Dataset excerpts |
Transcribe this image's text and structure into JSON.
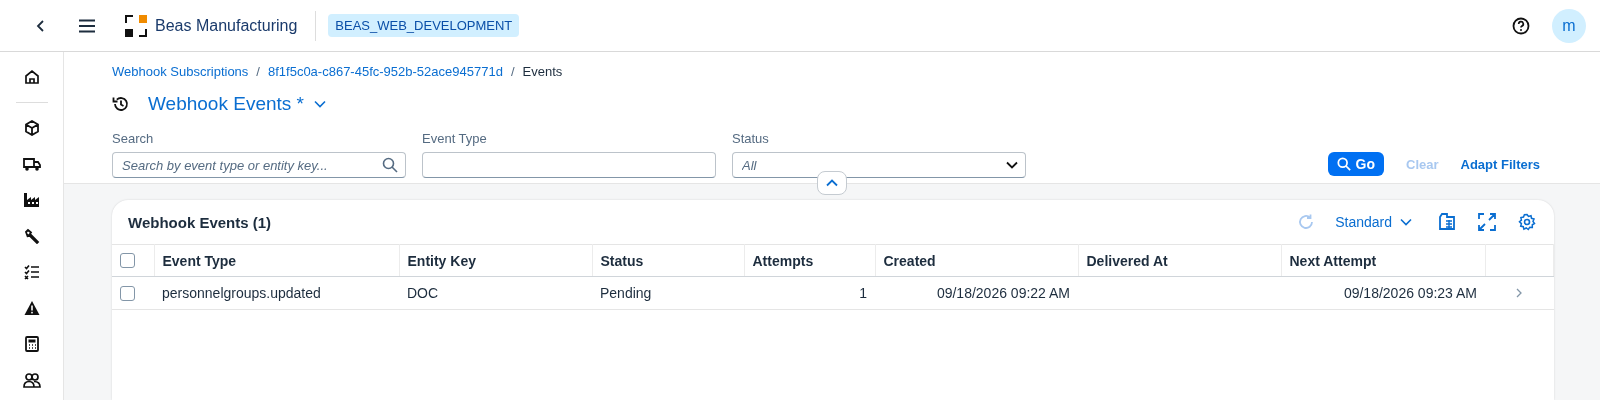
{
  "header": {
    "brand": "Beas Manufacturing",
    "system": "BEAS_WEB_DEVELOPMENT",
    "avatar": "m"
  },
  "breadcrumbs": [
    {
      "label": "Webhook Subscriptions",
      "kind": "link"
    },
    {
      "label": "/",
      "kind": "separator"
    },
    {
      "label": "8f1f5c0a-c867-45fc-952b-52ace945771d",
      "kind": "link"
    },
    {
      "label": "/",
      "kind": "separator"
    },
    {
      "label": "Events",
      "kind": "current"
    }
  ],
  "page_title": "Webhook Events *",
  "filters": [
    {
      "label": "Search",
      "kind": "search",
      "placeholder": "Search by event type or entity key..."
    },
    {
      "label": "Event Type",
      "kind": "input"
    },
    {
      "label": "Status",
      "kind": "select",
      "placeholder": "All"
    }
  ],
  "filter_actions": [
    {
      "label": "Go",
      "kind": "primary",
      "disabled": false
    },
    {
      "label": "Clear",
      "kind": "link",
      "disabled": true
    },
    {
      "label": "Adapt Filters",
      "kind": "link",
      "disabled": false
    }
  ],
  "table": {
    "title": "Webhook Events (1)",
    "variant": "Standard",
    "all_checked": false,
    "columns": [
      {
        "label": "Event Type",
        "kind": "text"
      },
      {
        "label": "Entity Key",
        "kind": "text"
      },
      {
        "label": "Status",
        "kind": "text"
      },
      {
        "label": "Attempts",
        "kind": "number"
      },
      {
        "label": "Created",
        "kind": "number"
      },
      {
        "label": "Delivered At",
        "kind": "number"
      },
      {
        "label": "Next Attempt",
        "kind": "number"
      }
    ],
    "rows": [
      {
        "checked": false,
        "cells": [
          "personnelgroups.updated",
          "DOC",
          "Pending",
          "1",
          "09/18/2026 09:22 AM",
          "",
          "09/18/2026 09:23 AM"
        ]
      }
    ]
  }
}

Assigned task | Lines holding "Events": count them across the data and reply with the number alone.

Reply to the task | 3